• **Assigned task**: Below are some entries; state how many of their lines include the word "Prosjektnavn" and give no more than that number.

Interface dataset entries
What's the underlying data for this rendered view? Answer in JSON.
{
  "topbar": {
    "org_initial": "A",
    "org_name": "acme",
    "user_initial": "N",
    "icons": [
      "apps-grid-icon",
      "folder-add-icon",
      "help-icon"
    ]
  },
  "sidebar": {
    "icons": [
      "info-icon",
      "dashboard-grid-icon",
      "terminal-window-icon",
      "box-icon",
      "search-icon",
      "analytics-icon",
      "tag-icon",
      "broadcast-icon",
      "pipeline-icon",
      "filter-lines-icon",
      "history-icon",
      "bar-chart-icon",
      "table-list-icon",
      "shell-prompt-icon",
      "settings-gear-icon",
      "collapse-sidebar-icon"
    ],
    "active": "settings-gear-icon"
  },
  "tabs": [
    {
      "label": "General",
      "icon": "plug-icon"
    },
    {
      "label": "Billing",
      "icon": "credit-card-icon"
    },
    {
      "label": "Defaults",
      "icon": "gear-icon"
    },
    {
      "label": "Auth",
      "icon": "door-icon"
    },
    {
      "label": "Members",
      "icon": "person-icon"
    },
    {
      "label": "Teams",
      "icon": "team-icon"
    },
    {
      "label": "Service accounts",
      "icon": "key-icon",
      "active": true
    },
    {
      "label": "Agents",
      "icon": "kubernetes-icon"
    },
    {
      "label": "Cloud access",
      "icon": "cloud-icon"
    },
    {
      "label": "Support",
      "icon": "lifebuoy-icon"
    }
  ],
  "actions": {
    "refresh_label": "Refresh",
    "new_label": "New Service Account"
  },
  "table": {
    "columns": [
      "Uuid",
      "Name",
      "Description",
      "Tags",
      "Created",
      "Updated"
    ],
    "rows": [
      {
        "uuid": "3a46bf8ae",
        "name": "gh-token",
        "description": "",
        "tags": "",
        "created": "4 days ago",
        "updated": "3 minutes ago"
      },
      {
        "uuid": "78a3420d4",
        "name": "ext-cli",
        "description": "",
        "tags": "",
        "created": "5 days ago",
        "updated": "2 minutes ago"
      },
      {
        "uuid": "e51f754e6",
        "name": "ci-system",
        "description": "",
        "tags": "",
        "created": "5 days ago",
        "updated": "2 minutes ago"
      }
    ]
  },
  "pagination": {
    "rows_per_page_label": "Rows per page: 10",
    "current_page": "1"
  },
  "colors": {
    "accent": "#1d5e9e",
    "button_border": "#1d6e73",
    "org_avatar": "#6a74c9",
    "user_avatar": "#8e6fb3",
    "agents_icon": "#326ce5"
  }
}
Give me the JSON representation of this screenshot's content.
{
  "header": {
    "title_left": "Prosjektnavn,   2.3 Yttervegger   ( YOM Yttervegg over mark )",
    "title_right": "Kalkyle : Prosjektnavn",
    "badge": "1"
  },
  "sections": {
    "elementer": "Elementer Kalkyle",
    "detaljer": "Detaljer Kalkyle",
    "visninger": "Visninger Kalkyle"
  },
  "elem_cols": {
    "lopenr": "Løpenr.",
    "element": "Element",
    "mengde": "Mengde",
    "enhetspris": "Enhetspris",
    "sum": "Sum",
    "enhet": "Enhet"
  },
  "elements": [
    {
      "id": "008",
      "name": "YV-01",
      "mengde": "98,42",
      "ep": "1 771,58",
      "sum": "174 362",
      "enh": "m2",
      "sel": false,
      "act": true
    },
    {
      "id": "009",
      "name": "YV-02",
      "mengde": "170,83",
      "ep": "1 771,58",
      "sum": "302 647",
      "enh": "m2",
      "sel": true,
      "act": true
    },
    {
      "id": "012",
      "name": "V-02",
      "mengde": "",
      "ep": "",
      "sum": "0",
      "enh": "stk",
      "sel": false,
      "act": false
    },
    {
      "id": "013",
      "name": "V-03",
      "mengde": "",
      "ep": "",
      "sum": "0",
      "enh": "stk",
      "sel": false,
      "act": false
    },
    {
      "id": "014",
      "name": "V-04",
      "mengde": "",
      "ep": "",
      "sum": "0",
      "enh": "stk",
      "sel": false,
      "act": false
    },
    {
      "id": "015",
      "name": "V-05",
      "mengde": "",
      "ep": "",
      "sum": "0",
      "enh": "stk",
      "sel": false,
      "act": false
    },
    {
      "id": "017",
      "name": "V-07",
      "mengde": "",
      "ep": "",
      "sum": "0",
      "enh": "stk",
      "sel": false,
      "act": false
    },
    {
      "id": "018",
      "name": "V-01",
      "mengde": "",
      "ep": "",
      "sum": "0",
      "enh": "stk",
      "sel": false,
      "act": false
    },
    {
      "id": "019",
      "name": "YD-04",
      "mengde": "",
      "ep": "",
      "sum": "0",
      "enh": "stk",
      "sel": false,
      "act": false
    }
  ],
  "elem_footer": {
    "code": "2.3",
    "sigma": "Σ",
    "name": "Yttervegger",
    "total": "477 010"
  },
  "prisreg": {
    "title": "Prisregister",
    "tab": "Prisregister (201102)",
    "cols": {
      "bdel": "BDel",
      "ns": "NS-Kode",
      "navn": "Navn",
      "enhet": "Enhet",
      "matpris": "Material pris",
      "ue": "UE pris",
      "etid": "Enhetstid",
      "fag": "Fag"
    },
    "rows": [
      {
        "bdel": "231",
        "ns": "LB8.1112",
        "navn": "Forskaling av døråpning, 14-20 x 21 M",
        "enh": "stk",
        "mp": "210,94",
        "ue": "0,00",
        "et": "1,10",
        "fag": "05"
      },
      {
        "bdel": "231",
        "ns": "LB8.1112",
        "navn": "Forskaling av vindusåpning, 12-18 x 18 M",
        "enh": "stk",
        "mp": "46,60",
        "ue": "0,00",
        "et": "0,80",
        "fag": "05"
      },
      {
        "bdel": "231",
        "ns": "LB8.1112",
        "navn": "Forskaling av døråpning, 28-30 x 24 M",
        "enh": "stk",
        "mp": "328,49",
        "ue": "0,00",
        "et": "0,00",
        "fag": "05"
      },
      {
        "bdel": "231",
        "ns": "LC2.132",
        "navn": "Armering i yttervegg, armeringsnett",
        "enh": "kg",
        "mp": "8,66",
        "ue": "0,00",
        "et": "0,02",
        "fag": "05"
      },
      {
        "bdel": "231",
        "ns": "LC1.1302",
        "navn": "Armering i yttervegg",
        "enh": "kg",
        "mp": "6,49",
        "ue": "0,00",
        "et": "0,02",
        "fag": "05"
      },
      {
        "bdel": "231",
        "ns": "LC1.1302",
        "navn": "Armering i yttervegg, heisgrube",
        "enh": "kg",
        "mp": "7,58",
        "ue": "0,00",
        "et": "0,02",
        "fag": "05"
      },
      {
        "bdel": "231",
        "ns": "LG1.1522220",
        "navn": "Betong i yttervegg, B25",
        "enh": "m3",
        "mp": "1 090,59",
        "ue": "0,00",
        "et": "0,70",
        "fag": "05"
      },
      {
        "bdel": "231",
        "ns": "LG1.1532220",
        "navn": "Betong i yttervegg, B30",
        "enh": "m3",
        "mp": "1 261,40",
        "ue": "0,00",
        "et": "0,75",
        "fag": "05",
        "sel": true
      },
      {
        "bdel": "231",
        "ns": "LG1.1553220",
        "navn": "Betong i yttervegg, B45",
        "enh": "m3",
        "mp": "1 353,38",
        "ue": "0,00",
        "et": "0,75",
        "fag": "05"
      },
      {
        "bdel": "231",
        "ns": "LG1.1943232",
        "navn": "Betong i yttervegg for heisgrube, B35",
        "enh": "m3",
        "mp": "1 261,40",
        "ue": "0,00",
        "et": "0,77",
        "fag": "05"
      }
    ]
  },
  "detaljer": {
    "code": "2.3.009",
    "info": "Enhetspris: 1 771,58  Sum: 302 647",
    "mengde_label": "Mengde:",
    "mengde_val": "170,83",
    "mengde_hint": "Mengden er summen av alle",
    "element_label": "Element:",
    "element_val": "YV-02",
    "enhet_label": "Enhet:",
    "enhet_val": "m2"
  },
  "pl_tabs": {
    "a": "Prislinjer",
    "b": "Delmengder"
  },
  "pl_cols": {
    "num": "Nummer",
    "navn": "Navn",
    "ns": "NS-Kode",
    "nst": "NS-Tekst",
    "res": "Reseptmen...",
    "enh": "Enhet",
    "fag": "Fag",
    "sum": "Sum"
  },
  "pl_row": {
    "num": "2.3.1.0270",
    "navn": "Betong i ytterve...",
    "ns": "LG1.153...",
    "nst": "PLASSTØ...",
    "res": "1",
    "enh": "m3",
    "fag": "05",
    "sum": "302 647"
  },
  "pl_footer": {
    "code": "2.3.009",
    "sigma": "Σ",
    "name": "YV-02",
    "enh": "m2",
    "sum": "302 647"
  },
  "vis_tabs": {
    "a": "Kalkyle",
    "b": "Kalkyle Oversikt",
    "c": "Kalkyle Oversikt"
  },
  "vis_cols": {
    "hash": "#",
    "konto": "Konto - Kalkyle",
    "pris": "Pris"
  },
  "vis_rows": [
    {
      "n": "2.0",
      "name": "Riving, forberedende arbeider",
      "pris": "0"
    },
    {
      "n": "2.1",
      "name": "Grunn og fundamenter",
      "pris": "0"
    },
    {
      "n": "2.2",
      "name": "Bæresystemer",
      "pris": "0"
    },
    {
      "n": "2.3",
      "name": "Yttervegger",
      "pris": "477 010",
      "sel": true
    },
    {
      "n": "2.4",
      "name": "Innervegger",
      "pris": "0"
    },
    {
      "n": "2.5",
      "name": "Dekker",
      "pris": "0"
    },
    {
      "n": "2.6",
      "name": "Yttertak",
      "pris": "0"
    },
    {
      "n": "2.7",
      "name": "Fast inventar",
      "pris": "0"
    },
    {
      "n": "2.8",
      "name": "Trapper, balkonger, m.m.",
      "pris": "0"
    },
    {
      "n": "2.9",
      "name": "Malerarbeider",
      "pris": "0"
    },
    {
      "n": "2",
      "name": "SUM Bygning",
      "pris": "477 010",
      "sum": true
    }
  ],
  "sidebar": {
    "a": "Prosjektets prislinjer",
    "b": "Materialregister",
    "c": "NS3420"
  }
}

• **Solution**: 2